A storm unleashed damaging thunderstorms in the Southeast, while rain soaked the remainder of the Eastern Seaboard on Sunday. As the rain continues to drench New England and the mid-Atlantic Coast today, travel headaches and flooding problems will arise.
On Sunday, the storm sparked violent thunderstorms from southern Virginia into Florida. These storms sparked flash flooding problems, forcing officials to close numerous area roadways and pelted some with quarter-sized hail.
Thunderstorm wind gusts howled past 40 mph in places, downing trees and power lines. Several tornadoes lashed North Carolina between Charlotte and Greensboro, tearing roofs off homes and businesses and leaving thousands without power. A handful of injuries were also reported.
Heavy rain will soak a vast portion of the I-95 corridor today as the storm sidles northward along the East Coast. Rainfall totals could top 4 inches in some cities and towns along the coast from Virginia to Massachusetts.
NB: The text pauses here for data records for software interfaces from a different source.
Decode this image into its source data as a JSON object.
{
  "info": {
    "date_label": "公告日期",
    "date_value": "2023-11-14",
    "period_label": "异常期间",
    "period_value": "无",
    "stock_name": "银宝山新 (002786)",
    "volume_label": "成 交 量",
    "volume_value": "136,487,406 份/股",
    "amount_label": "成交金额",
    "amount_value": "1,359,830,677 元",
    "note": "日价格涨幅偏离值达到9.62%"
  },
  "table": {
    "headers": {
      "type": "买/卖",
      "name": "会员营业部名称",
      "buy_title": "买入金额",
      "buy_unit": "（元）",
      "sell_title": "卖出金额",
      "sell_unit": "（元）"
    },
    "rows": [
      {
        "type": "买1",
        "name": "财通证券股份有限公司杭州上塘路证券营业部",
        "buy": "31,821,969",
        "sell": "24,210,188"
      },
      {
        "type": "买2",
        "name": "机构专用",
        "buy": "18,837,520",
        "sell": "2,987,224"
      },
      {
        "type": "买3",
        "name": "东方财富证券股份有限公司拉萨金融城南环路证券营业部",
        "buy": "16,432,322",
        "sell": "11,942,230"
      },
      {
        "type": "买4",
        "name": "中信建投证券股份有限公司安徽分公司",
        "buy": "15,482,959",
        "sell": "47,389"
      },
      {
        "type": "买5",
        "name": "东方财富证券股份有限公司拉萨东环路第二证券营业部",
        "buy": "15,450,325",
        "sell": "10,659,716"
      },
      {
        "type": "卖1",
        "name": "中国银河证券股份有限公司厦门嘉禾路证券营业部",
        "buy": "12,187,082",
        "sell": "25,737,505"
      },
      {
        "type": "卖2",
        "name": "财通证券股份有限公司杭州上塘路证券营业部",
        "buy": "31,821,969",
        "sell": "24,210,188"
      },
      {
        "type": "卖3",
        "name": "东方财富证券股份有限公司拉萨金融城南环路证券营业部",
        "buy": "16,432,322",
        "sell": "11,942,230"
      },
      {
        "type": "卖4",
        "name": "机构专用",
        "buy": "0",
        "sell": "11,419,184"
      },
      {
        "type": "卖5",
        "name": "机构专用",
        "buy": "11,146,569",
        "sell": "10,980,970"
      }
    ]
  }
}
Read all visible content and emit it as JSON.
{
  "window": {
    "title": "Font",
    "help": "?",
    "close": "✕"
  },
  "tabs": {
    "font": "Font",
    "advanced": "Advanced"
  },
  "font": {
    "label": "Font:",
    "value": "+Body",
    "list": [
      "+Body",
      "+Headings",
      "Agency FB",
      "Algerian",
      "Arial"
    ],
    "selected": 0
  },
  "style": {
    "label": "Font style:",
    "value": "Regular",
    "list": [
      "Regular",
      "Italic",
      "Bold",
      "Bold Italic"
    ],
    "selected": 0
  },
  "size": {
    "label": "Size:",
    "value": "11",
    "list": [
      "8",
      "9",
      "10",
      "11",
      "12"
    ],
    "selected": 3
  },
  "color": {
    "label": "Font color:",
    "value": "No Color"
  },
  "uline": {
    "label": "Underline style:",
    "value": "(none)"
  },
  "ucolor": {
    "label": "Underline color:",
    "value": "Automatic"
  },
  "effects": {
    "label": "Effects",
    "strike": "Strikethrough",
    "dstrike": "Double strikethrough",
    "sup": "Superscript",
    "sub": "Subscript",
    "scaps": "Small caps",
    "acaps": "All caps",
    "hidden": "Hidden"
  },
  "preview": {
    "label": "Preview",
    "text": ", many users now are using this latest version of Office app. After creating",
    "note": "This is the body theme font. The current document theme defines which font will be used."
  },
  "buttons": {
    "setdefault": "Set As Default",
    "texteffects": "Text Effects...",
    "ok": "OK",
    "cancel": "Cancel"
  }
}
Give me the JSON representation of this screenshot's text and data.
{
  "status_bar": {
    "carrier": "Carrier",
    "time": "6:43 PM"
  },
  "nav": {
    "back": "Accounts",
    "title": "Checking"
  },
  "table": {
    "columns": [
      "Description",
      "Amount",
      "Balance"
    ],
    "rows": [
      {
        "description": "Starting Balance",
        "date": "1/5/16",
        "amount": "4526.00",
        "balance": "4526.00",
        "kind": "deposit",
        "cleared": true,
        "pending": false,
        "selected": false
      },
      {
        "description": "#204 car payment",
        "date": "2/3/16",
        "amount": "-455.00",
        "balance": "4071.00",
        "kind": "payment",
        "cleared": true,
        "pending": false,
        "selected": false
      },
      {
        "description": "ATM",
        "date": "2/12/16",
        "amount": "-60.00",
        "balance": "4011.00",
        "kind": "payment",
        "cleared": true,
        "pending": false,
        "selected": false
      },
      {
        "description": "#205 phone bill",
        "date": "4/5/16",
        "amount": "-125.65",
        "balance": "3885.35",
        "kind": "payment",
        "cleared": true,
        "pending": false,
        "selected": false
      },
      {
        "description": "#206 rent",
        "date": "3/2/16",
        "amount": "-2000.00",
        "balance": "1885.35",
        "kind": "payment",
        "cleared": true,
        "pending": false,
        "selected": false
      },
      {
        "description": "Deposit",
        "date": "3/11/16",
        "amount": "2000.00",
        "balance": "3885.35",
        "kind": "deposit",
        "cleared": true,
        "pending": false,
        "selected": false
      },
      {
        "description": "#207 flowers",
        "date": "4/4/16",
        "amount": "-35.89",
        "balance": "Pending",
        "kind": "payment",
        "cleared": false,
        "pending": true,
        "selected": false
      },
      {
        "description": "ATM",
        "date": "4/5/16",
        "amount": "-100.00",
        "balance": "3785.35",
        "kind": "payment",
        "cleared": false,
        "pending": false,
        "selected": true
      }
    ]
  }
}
This will lead to travel problems both on the ground and in the air. The windswept rain could cause delays and cancellations at airports in the major cities from Washington D.C., to Boston through tonight. Ripple-effect delays could radiate across the nation as a result.
Commuters will face slow-going travel due to reduced visibility in downpours and spray from other vehicles. Hydroplaning will become a hazard at highway speeds.
Motorists will also have to contend with road closures and detours due to localized flooding problems. Not only could small streams overflow their banks, but larger rivers that are already swollen run the same risk.
Evacuations may become necessary as flood waters rise, especially in low-lying and poor drainage areas.
Meanwhile, howling winds with gusts reaching 50 mph will pound the Northeast Coast. This will lead to unusually high tides, coastal flooding and beach erosion.
A couple inches of rain from this storm combined with the 9.94 inches of rain that has already fallen over Boston this month will likely catapult this March into the top 10 all-time wettest months in the city's history. The storm could make this month the wettest March on record in Boston as well.
Into Tuesday, rain will continue to inundate the Northeast, before tapering off from south to north on Tuesday night.
Related to the Story:
As July draws to a close, a storm system swinging up from the Deep South will bring downpours that will break the back of the heat wave in much of the northeastern United States.
A renewed risk of severe weather will threaten portions of the north-central United States into midweek.
Heavy downpours will raise the concern for flash flooding along the Gulf Coast and lower Mississippi Valley through midweek.
A stifling heat wave will remain entrenched across the Northeast much of this week, despite a brief reprieve in humidity for some.
Dangerous heat will surge northward and send temperatures rising across the northwestern United States this week.
Severe thunderstorms rumbled through the Northeast on Monday, lashing the region with damaging winds while also unleashing heavy downpours that triggered flash flooding.
Pueblo, CO (1993)
A double record: 52 degrees in the morning and 101 degrees in the afternoon.
Chester County, PA (1994)
1.5" of rain in 30 minutes.
Wildwood, NJ (2000)
More than 4" of rain.